9 Quentin Tarantino intended for this to be as much a war film as a spaghetti western, and considered titling the movie "Once Upon a Time in Nazi-Occupied France". He gave that title instead to the first chapter of the film.
8 When asked how he got into the violent, baseball bat-wielding mindset of "The Bear Jew", Eli Roth partially attributed his performance to the historically accurate costumes: "Being in wool underwear will make you want to kill anything." He also stated (in a separate interview) that his girlfriend had secretly added some Hannah Montana (2006) music onto his iPod; when he listened to it, it inexplicably made him able to tap into the violent nature of The Bear Jew.
7 Eli Roth directed the film-within-the-film, "Nation's Pride". Quentin Tarantino asked Roth to direct the short, and Roth requested his brother Gabriel Roth join him to direct behind a second camera, which Tarantino agreed to. In two days the brothers got 130 camera setups, and Tarantino was so pleased he gave Roth a third day that he was originally planning to shoot with actor Daniel Brühl. Roth got 50 more setups the third day, much to Tarantino's delight. The total running time of the short is 5:30, and was always intended to feel like pieces of a longer film, not a coherent short.
6 On German advertisement materials all swastikas were removed or covered up, as it was unclear to the distributor if the swastikas violated German law (which prohibits the exhibition of Nazi symbols except for purposes such as historical accuracy).
5 Cloris Leachman originally appeared in the film as Mrs. Himmelstein, an elderly Jewish woman living in Boston. Although filmed, the scenes featuring Mrs. Himmelstein drinking tea with Donny Donowitz (and signing his trademark baseball bat afterward) were cut from the final film. Quentin Tarantino says that he might use the footage in the prequel instead.
4 During the final card game at the LaLouisiane tavern, the card that Hellstrom (the Gestapo major) has to identify is King Kong. King Kong (1933) was one of Adolf Hitler's favorite movies.
3 In the scene, following Lt. Archie Hicox and fellow basterds entering the tavern and ordering the 3 whiskeys. We see Eric the barkeep pour the shots out, but the glasses are Alined in the German three, (thumb out with pointer finger and middle finger) rather then the glasses be in a straight line. Foreshadowing the importance of this gesture.

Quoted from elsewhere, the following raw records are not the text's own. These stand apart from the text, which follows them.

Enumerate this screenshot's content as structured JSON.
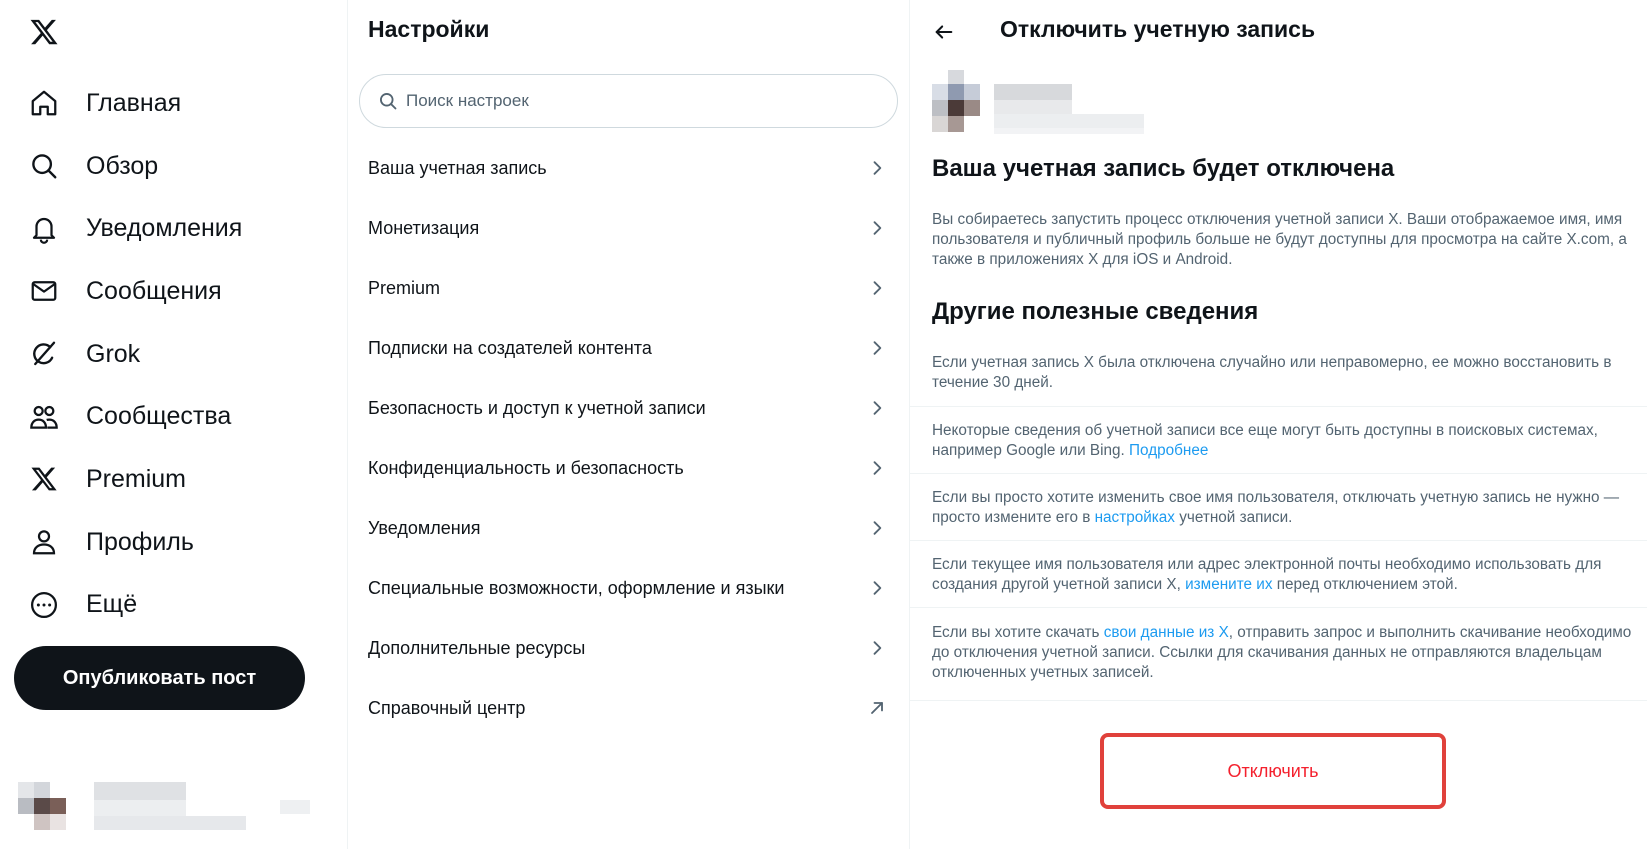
{
  "nav": {
    "items": [
      {
        "label": "Главная",
        "icon": "home-icon"
      },
      {
        "label": "Обзор",
        "icon": "search-icon"
      },
      {
        "label": "Уведомления",
        "icon": "bell-icon"
      },
      {
        "label": "Сообщения",
        "icon": "envelope-icon"
      },
      {
        "label": "Grok",
        "icon": "grok-icon"
      },
      {
        "label": "Сообщества",
        "icon": "communities-icon"
      },
      {
        "label": "Premium",
        "icon": "x-logo-icon"
      },
      {
        "label": "Профиль",
        "icon": "person-icon"
      },
      {
        "label": "Ещё",
        "icon": "more-circle-icon"
      }
    ],
    "post_label": "Опубликовать пост"
  },
  "settings": {
    "title": "Настройки",
    "search_placeholder": "Поиск настроек",
    "items": [
      {
        "label": "Ваша учетная запись",
        "icon": "chevron-right-icon"
      },
      {
        "label": "Монетизация",
        "icon": "chevron-right-icon"
      },
      {
        "label": "Premium",
        "icon": "chevron-right-icon"
      },
      {
        "label": "Подписки на создателей контента",
        "icon": "chevron-right-icon"
      },
      {
        "label": "Безопасность и доступ к учетной записи",
        "icon": "chevron-right-icon"
      },
      {
        "label": "Конфиденциальность и безопасность",
        "icon": "chevron-right-icon"
      },
      {
        "label": "Уведомления",
        "icon": "chevron-right-icon"
      },
      {
        "label": "Специальные возможности, оформление и языки",
        "icon": "chevron-right-icon"
      },
      {
        "label": "Дополнительные ресурсы",
        "icon": "chevron-right-icon"
      },
      {
        "label": "Справочный центр",
        "icon": "external-arrow-icon"
      }
    ]
  },
  "detail": {
    "title": "Отключить учетную запись",
    "heading1": "Ваша учетная запись будет отключена",
    "para1": "Вы собираетесь запустить процесс отключения учетной записи X. Ваши отображаемое имя, имя пользователя и публичный профиль больше не будут доступны для просмотра на сайте X.com, а также в приложениях X для iOS и Android.",
    "heading2": "Другие полезные сведения",
    "info1": "Если учетная запись X была отключена случайно или неправомерно, ее можно восстановить в течение 30 дней.",
    "info2_pre": "Некоторые сведения об учетной записи все еще могут быть доступны в поисковых системах, например Google или Bing. ",
    "info2_link": "Подробнее",
    "info3_pre": "Если вы просто хотите изменить свое имя пользователя, отключать учетную запись не нужно — просто измените его в ",
    "info3_link": "настройках",
    "info3_post": " учетной записи.",
    "info4_pre": "Если текущее имя пользователя или адрес электронной почты необходимо использовать для создания другой учетной записи X, ",
    "info4_link": "измените их",
    "info4_post": " перед отключением этой.",
    "info5_pre": "Если вы хотите скачать ",
    "info5_link": "свои данные из X",
    "info5_post": ", отправить запрос и выполнить скачивание необходимо до отключения учетной записи. Ссылки для скачивания данных не отправляются владельцам отключенных учетных записей.",
    "deactivate_label": "Отключить"
  },
  "colors": {
    "text": "#0f1419",
    "secondary": "#536471",
    "link": "#1d9bf0",
    "danger": "#f4212e",
    "highlight_border": "#e0413b"
  }
}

2 Eli Roth and Omar Doom were nearly incinerated filming the fire sequence in the theater. During tests the flame temperatures reached 400 degrees Centigrade, and during the take the set burned out of control and the temperature of the ceiling above them reached 1,200 degrees Centigrade (2,000 degrees Fahrenheit.) Quentin Tarantino was seated on a crane operating the

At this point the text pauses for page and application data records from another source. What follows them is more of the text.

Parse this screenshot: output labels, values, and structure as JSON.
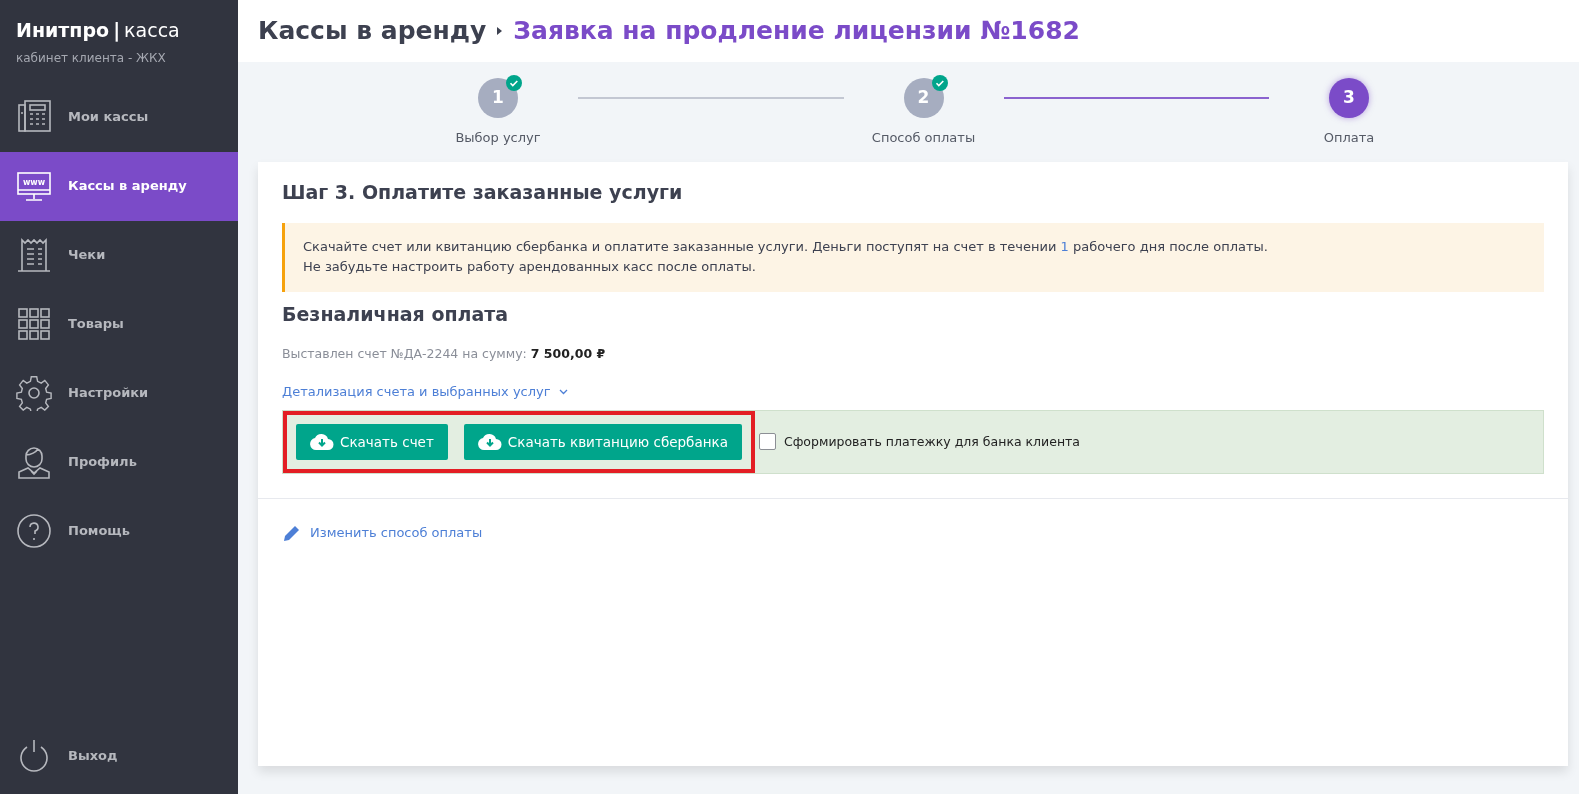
{
  "brand": {
    "name": "Инитпро",
    "product": "касса",
    "separator": "|",
    "subtitle": "кабинет клиента - ЖКХ"
  },
  "sidebar": {
    "items": [
      {
        "label": "Мои кассы",
        "selected": false
      },
      {
        "label": "Кассы в аренду",
        "selected": true,
        "icon_text": "www"
      },
      {
        "label": "Чеки",
        "selected": false
      },
      {
        "label": "Товары",
        "selected": false
      },
      {
        "label": "Настройки",
        "selected": false
      },
      {
        "label": "Профиль",
        "selected": false
      },
      {
        "label": "Помощь",
        "selected": false
      }
    ],
    "logout": "Выход"
  },
  "breadcrumb": {
    "parent": "Кассы в аренду",
    "current": "Заявка на продление лицензии №1682"
  },
  "steps": [
    {
      "number": "1",
      "label": "Выбор услуг",
      "done": true,
      "selected": false
    },
    {
      "number": "2",
      "label": "Способ оплаты",
      "done": true,
      "selected": false
    },
    {
      "number": "3",
      "label": "Оплата",
      "done": false,
      "selected": true
    }
  ],
  "heading": "Шаг 3. Оплатите заказанные услуги",
  "alert": {
    "before": "Скачайте счет или квитанцию сбербанка и оплатите заказанные услуги. Деньги поступят на счет в течении ",
    "highlight": "1",
    "after": " рабочего дня после оплаты.",
    "line2": "Не забудьте настроить работу арендованных касс после оплаты."
  },
  "payment": {
    "title": "Безналичная оплата",
    "invoice_text": "Выставлен счет №ДА-2244 на сумму:",
    "amount": "7 500,00 ₽",
    "details_link": "Детализация счета и выбранных услуг"
  },
  "buttons": [
    "Скачать счет",
    "Скачать квитанцию сбербанка"
  ],
  "highlighted": true,
  "client_bank": {
    "label": "Сформировать платежку для банка клиента",
    "checked": false
  },
  "change_link": "Изменить способ оплаты"
}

camera in a fireproof suit, and none of them wanted to back down and ruin the shot. Fire marshals said that another fifteen seconds of filming and the steel structure would have collapsed, incinerating the actors. Roth and Doom were treated for minor burns.
1 In the scene where Bridget von Hammersmark was choked to death after being discovered as a spy, Diane Kruger was almost accidentally really choked. Quentin Tarantino was unimpressed with choking scenes in other movies, in that actors are rarely in any considerable danger while shooting them, and convinced Kruger to be strangled for real in order to get the scene just right. Fearing that actor Christoph Waltz would choke her too much or too little, Tarantino decided to literally take matters into his own hands and did the scene himself. In an interview, Tarantino said, "What I said to her was, I'm gonna just strangle you, alright?
Full on, I'm gonna cut off your air, for just a little bit of time. We're gonna see the
reaction in your face and I'm gonna yell cut." Kruger decided this was reasonable and let Tarantino sit on top of her and choke her to the point of unconsciousness. Fortunately for Kruger, the shot was accomplished in one take.
Inglourious Basterds (2009)
R | 2h 33min | Adventure, Drama, War | 21 August 2009 (USA)
In Nazi-occupied France during World War II, a plan to assassinate Nazi leaders by a group of Jewish U.S. soldiers coincides with a theatre owner's vengeful plans for the same.
Directors: Quentin Tarantino, Eli Roth (uncredited)
Writer: Quentin Tarantino
Stars: Brad Pitt, Diane Kruger, Eli Roth